Goal of the exercise: Which lines in the records below contain the word "plant"? Report each of them.

##### Working data

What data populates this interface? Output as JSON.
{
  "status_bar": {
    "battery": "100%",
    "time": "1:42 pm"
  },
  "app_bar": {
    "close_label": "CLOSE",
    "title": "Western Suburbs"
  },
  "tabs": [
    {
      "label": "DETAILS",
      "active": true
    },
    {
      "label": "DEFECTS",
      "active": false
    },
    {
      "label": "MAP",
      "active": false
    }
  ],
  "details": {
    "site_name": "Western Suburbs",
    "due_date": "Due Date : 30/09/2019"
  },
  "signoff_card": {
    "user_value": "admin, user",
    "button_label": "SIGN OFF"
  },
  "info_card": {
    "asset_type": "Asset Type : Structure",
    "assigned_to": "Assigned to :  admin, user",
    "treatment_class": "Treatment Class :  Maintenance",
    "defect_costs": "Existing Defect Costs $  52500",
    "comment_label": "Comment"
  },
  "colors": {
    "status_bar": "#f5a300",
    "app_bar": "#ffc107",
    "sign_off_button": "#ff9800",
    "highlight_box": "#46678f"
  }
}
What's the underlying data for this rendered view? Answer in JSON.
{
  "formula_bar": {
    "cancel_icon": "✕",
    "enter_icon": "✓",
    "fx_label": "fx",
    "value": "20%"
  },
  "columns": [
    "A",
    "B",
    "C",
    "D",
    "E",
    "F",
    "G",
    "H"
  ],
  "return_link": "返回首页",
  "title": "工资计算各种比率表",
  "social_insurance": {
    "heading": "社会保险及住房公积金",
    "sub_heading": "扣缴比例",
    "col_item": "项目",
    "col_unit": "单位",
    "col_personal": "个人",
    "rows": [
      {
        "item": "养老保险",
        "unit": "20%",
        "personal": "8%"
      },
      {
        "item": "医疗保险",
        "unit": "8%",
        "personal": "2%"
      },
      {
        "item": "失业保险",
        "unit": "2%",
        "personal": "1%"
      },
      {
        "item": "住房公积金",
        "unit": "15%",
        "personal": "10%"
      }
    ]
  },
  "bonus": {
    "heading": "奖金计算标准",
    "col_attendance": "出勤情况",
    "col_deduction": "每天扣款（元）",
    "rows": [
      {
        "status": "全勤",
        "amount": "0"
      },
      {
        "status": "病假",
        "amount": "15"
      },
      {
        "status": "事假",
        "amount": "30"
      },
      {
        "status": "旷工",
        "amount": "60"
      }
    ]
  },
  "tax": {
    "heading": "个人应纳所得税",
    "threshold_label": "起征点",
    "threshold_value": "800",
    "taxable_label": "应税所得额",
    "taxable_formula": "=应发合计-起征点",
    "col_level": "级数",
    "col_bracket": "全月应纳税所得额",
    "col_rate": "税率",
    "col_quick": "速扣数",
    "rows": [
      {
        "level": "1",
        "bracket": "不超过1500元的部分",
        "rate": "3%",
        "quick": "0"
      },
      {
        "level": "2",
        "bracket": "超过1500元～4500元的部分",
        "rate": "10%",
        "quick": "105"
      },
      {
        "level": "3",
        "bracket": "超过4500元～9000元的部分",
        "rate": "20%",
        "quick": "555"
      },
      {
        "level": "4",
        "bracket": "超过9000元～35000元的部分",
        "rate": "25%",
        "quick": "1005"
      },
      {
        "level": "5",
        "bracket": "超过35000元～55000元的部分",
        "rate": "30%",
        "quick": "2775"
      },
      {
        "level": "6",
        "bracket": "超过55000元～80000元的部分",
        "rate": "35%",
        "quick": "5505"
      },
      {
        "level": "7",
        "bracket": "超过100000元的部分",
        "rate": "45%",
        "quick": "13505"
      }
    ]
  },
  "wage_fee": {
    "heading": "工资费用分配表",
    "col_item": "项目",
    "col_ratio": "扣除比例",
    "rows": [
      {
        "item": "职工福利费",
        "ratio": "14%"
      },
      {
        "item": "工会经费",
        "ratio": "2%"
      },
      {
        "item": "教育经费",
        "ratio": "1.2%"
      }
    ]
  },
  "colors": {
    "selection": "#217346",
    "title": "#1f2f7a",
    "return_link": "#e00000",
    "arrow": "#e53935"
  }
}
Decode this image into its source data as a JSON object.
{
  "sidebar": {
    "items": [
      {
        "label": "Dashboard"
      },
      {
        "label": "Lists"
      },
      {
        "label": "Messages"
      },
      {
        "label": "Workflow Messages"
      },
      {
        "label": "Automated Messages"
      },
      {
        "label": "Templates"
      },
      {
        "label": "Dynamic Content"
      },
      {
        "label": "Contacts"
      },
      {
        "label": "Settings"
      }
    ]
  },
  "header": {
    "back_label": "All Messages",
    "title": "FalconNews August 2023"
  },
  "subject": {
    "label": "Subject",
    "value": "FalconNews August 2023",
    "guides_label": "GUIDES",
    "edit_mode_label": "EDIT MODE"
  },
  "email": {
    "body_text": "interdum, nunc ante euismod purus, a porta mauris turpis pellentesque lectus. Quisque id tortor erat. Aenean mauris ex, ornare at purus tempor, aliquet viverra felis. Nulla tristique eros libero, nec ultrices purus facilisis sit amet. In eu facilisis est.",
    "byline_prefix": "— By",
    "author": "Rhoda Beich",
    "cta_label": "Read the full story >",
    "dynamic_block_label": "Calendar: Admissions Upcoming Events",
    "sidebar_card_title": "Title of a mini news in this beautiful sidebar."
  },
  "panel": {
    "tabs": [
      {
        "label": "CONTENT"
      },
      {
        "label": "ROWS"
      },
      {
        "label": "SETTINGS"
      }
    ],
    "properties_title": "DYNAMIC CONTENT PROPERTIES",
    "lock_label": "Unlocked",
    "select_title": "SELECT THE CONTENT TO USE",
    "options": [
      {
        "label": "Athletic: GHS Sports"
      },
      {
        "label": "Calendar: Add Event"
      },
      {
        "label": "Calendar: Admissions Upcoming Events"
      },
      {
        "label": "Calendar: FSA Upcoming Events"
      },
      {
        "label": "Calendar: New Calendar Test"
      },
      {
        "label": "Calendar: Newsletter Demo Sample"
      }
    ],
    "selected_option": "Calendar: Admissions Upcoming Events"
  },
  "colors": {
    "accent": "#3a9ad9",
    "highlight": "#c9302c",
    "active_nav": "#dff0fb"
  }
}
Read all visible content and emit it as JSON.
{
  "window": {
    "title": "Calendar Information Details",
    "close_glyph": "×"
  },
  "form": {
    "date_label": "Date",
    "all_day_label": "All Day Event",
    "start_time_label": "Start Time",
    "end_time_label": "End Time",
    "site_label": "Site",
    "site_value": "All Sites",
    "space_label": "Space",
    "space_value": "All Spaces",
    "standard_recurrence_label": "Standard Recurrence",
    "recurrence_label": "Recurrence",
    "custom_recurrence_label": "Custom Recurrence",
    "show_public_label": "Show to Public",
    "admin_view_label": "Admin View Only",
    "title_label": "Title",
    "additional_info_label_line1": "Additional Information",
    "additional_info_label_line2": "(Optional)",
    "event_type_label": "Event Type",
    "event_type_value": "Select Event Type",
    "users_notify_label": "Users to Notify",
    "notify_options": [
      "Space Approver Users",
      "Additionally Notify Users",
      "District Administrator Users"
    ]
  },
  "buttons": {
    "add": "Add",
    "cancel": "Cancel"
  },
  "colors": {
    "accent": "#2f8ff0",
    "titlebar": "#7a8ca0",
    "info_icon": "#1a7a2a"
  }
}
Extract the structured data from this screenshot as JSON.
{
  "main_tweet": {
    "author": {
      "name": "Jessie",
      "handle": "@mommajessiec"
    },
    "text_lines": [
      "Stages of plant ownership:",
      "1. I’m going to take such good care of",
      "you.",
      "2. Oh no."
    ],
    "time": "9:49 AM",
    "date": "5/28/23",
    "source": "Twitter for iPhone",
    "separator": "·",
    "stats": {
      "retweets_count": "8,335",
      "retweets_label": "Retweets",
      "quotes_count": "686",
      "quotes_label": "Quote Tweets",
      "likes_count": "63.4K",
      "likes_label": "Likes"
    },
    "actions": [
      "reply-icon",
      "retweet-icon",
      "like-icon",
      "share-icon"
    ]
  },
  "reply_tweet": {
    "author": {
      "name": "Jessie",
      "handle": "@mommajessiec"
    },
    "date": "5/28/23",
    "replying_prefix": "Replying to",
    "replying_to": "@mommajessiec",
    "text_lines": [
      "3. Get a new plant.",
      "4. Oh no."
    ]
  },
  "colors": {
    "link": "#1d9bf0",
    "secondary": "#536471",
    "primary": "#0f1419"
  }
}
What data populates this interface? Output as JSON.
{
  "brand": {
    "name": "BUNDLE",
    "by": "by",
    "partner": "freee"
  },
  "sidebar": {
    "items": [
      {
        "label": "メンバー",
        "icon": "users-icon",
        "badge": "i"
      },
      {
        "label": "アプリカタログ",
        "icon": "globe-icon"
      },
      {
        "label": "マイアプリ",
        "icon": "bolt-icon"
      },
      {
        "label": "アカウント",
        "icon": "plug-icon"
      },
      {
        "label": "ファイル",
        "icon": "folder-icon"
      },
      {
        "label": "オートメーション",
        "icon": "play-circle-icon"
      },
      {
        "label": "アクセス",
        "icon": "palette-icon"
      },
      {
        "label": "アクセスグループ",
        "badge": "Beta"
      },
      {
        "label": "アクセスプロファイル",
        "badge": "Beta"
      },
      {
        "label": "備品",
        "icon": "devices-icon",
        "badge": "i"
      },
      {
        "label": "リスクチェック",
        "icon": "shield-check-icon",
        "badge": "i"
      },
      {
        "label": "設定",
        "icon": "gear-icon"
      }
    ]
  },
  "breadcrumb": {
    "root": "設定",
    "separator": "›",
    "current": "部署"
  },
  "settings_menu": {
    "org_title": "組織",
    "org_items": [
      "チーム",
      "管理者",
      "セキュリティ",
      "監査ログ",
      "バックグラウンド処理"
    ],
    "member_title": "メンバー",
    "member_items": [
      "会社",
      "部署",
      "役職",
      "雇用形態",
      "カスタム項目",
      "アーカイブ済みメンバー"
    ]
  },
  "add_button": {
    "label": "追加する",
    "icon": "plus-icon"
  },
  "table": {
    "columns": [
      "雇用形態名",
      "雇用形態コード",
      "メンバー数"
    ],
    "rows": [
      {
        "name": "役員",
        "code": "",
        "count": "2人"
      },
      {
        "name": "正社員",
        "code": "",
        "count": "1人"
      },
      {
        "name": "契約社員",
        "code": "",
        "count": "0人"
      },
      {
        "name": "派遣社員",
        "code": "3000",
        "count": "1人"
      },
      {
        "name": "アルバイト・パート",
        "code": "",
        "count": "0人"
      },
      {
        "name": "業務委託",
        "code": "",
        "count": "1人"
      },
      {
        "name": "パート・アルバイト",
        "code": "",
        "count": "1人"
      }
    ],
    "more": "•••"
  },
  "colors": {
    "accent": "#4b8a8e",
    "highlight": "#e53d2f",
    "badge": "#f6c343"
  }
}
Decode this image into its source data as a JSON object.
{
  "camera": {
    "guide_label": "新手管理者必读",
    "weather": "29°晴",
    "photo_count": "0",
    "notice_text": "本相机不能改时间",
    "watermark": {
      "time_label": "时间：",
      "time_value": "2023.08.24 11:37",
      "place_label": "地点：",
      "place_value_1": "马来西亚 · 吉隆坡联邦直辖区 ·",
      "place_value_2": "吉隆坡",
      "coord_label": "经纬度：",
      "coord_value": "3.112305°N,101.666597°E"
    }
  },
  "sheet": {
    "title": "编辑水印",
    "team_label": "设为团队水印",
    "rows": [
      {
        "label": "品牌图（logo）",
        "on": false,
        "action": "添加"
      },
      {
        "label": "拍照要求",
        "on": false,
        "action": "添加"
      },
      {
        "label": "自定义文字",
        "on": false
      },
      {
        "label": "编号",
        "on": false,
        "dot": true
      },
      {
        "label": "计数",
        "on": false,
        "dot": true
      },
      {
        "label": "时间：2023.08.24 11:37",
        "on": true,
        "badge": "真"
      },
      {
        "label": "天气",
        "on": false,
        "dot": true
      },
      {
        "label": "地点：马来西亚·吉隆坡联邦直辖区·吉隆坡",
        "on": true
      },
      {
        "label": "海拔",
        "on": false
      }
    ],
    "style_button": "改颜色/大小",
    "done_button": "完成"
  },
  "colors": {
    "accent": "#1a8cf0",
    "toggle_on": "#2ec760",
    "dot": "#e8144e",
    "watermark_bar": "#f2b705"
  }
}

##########

Expected answer:
      "Stages of plant ownership:",
      "3. Get a new plant.",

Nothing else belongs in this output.